This multi-gabled Tudor Revival house is nearly 6,000 square feet with five bedrooms and 7 baths. It is located at the top of a steep lot, with a double concrete garage at the bottom of the hill. A concrete retaining wall with decorative brick and ceramic tile runs on the south side of the lot, along the West Lee Street staircase. Cladding on the house is brick with half-timbered stucco in the many gables. The entry is on the south, with elaborate gardens and a winding path from Lee Street. The gabled entry porch is enclosed with an Art Nouveau outer door. Above is a small gabled dormer with a pair of eight-light casement windows. This is flanked by two large projecting gabled bays, each supported by curved brackets and having three one-over-one double hung windows. The west elevation, high above 8th Avenue W., has a two-story three-sided bay clad with brick; its flat roof provides a small terrace for the third floor. The bay has picture windows on the first and second stories, with leaded side panels. Each window is surrounded by cast stone. Above the bay is a tall gabled parapet and, at the northwest, a gabled dormer. The east elevation, on the street, has a gabled wing with brackets and 6/3 and 12/1 leaded glass windows. At the northeast is a recessed porch with leaded glass windows.

Detail for 700 W Lee ST W / Parcel ID 616990-0870 / Inv #

Status: Yes - Inventory
Classication: Building District Status:
Cladding(s): Brick, Stucco, Vertical - Boards Foundation(s): Concrete - Poured
Roof Type(s): Gable Roof Material(s): Slate
Building Type: Domestic - Single Family Plan: Rectangular
Structural System: Balloon Frame/Platform Frame No. of Stories: two & ½
Unit Theme(s): Architecture/Landscape Architecture
Changes to Plan: Intact
Changes to Windows: Intact
Changes to Original Cladding: Intact
Major Bibliographic References
City of Seattle DCLU Microfilm Records.
King County Property Record Card (c. 1938-1972), Washington State Archives.
Polk's Seattle Directories, 1890-1996.
Ochsner, Jeffrey Karl, ed. Shaping Seattle Architecture, A Historical Guide to the Architects. Seattle: University of Washington Press, 1994.

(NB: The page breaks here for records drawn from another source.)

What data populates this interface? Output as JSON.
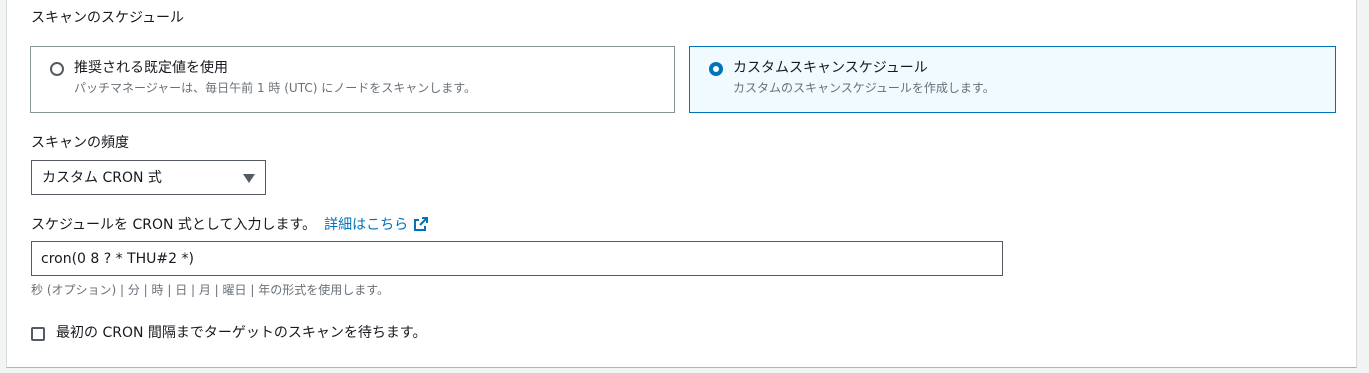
{
  "schedule": {
    "label": "スキャンのスケジュール",
    "options": [
      {
        "title": "推奨される既定値を使用",
        "description": "パッチマネージャーは、毎日午前 1 時 (UTC) にノードをスキャンします。",
        "selected": false
      },
      {
        "title": "カスタムスキャンスケジュール",
        "description": "カスタムのスキャンスケジュールを作成します。",
        "selected": true
      }
    ]
  },
  "frequency": {
    "label": "スキャンの頻度",
    "selected_value": "カスタム CRON 式",
    "dropdown_icon": "caret-down-icon"
  },
  "cron": {
    "label": "スケジュールを CRON 式として入力します。",
    "link_text": "詳細はこちら",
    "link_icon": "external-link-icon",
    "value": "cron(0 8 ? * THU#2 *)",
    "hint": "秒 (オプション) | 分 | 時 | 日 | 月 | 曜日 | 年の形式を使用します。"
  },
  "wait_option": {
    "label": "最初の CRON 間隔までターゲットのスキャンを待ちます。",
    "checked": false
  },
  "colors": {
    "accent": "#0073bb",
    "selected_tile_bg": "#f1faff",
    "secondary_text": "#687078"
  }
}
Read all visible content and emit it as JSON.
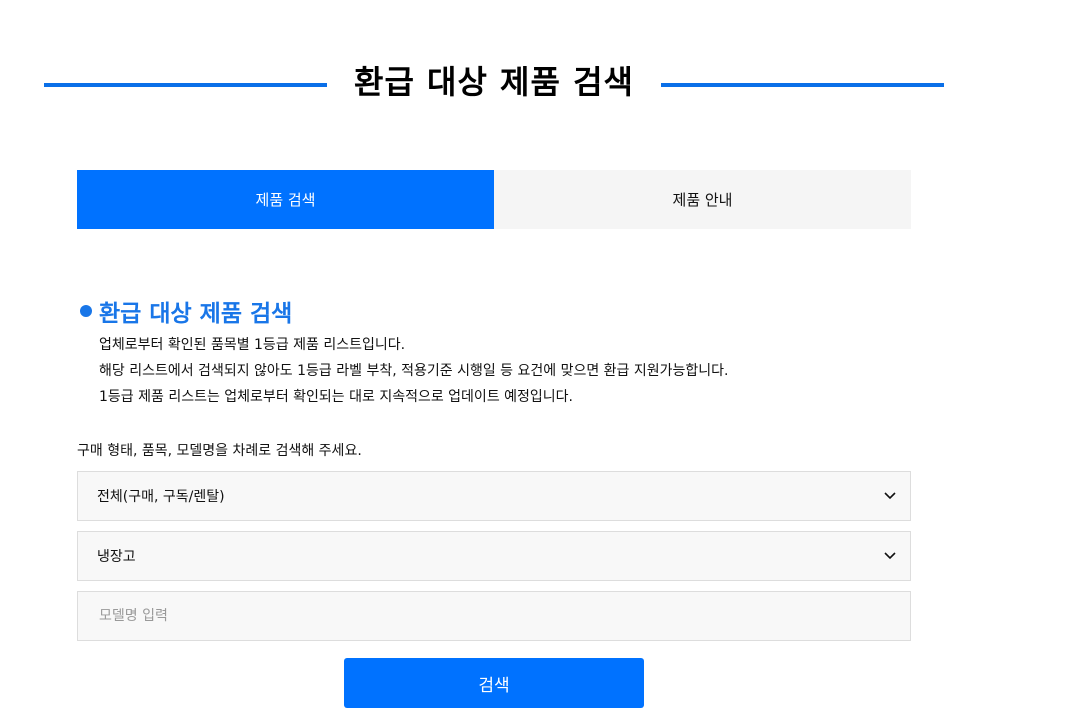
{
  "header": {
    "title": "환급 대상 제품 검색"
  },
  "tabs": [
    {
      "label": "제품 검색",
      "active": true
    },
    {
      "label": "제품 안내",
      "active": false
    }
  ],
  "section": {
    "heading": "환급 대상 제품 검색",
    "description": [
      "업체로부터 확인된 품목별 1등급 제품 리스트입니다.",
      "해당 리스트에서 검색되지 않아도 1등급 라벨 부착, 적용기준 시행일 등 요건에 맞으면 환급 지원가능합니다.",
      "1등급 제품 리스트는 업체로부터 확인되는 대로 지속적으로 업데이트 예정입니다."
    ]
  },
  "form": {
    "instruction": "구매 형태, 품목, 모델명을 차례로 검색해 주세요.",
    "purchase_type": {
      "value": "전체(구매, 구독/렌탈)",
      "icon": "chevron-down-icon"
    },
    "category": {
      "value": "냉장고",
      "icon": "chevron-down-icon"
    },
    "model_input": {
      "value": "",
      "placeholder": "모델명 입력"
    },
    "search_label": "검색"
  },
  "colors": {
    "accent": "#0072FF",
    "heading_blue": "#1976E8",
    "tab_inactive_bg": "#F5F5F5",
    "field_bg": "#F8F8F8",
    "field_border": "#DDDDDD"
  }
}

Photo collection for 700 W Lee ST W / Parcel ID 616990-0870 / Inv #

Photo taken Feb 08, 2003
App v2.0.1.0